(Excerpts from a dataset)
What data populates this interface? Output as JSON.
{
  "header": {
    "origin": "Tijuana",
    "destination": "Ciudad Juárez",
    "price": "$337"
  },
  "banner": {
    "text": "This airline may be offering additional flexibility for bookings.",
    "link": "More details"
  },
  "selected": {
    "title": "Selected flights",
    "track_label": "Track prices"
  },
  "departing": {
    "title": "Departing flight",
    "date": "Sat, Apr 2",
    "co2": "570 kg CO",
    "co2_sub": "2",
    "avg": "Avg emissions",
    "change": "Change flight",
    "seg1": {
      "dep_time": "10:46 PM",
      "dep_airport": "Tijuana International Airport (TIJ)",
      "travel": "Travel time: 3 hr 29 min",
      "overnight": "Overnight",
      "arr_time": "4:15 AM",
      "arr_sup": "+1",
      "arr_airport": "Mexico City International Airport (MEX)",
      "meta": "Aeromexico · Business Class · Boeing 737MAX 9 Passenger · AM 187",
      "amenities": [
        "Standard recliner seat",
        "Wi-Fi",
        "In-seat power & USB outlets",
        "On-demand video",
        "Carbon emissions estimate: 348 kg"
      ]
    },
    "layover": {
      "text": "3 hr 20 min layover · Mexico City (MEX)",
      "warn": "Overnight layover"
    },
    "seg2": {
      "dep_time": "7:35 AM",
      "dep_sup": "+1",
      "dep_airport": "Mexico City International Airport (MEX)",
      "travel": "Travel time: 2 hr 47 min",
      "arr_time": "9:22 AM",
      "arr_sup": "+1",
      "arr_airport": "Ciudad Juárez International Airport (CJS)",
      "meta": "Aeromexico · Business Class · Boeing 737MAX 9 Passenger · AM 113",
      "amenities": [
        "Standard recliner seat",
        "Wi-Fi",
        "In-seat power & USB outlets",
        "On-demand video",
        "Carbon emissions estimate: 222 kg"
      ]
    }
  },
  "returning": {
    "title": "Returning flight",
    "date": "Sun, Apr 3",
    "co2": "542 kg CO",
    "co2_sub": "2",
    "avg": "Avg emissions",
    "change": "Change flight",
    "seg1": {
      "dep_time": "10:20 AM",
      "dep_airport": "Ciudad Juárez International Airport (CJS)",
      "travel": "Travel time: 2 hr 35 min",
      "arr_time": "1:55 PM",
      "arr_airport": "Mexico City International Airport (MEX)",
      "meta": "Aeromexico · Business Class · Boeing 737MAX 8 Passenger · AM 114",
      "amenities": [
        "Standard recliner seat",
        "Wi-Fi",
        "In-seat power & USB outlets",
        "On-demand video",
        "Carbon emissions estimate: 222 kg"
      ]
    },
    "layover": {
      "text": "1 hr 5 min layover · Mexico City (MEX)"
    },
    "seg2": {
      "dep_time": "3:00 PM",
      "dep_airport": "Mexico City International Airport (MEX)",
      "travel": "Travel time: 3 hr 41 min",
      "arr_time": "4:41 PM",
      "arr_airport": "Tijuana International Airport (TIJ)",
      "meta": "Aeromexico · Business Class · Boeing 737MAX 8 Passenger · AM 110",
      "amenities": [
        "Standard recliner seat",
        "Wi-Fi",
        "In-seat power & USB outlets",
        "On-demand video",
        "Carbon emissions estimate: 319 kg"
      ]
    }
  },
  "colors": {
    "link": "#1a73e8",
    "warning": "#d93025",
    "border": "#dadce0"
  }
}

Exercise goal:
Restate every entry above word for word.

Written answer:
What data populates this interface? Output as JSON.
{
  "header": {
    "origin": "Tijuana",
    "destination": "Ciudad Juárez",
    "price": "$337"
  },
  "banner": {
    "text": "This airline may be offering additional flexibility for bookings.",
    "link": "More details"
  },
  "selected": {
    "title": "Selected flights",
    "track_label": "Track prices"
  },
  "departing": {
    "title": "Departing flight",
    "date": "Sat, Apr 2",
    "co2": "570 kg CO",
    "co2_sub": "2",
    "avg": "Avg emissions",
    "change": "Change flight",
    "seg1": {
      "dep_time": "10:46 PM",
      "dep_airport": "Tijuana International Airport (TIJ)",
      "travel": "Travel time: 3 hr 29 min",
      "overnight": "Overnight",
      "arr_time": "4:15 AM",
      "arr_sup": "+1",
      "arr_airport": "Mexico City International Airport (MEX)",
      "meta": "Aeromexico · Business Class · Boeing 737MAX 9 Passenger · AM 187",
      "amenities": [
        "Standard recliner seat",
        "Wi-Fi",
        "In-seat power & USB outlets",
        "On-demand video",
        "Carbon emissions estimate: 348 kg"
      ]
    },
    "layover": {
      "text": "3 hr 20 min layover · Mexico City (MEX)",
      "warn": "Overnight layover"
    },
    "seg2": {
      "dep_time": "7:35 AM",
      "dep_sup": "+1",
      "dep_airport": "Mexico City International Airport (MEX)",
      "travel": "Travel time: 2 hr 47 min",
      "arr_time": "9:22 AM",
      "arr_sup": "+1",
      "arr_airport": "Ciudad Juárez International Airport (CJS)",
      "meta": "Aeromexico · Business Class · Boeing 737MAX 9 Passenger · AM 113",
      "amenities": [
        "Standard recliner seat",
        "Wi-Fi",
        "In-seat power & USB outlets",
        "On-demand video",
        "Carbon emissions estimate: 222 kg"
      ]
    }
  },
  "returning": {
    "title": "Returning flight",
    "date": "Sun, Apr 3",
    "co2": "542 kg CO",
    "co2_sub": "2",
    "avg": "Avg emissions",
    "change": "Change flight",
    "seg1": {
      "dep_time": "10:20 AM",
      "dep_airport": "Ciudad Juárez International Airport (CJS)",
      "travel": "Travel time: 2 hr 35 min",
      "arr_time": "1:55 PM",
      "arr_airport": "Mexico City International Airport (MEX)",
      "meta": "Aeromexico · Business Class · Boeing 737MAX 8 Passenger · AM 114",
      "amenities": [
        "Standard recliner seat",
        "Wi-Fi",
        "In-seat power & USB outlets",
        "On-demand video",
        "Carbon emissions estimate: 222 kg"
      ]
    },
    "layover": {
      "text": "1 hr 5 min layover · Mexico City (MEX)"
    },
    "seg2": {
      "dep_time": "3:00 PM",
      "dep_airport": "Mexico City International Airport (MEX)",
      "travel": "Travel time: 3 hr 41 min",
      "arr_time": "4:41 PM",
      "arr_airport": "Tijuana International Airport (TIJ)",
      "meta": "Aeromexico · Business Class · Boeing 737MAX 8 Passenger · AM 110",
      "amenities": [
        "Standard recliner seat",
        "Wi-Fi",
        "In-seat power & USB outlets",
        "On-demand video",
        "Carbon emissions estimate: 319 kg"
      ]
    }
  },
  "colors": {
    "link": "#1a73e8",
    "warning": "#d93025",
    "border": "#dadce0"
  }
}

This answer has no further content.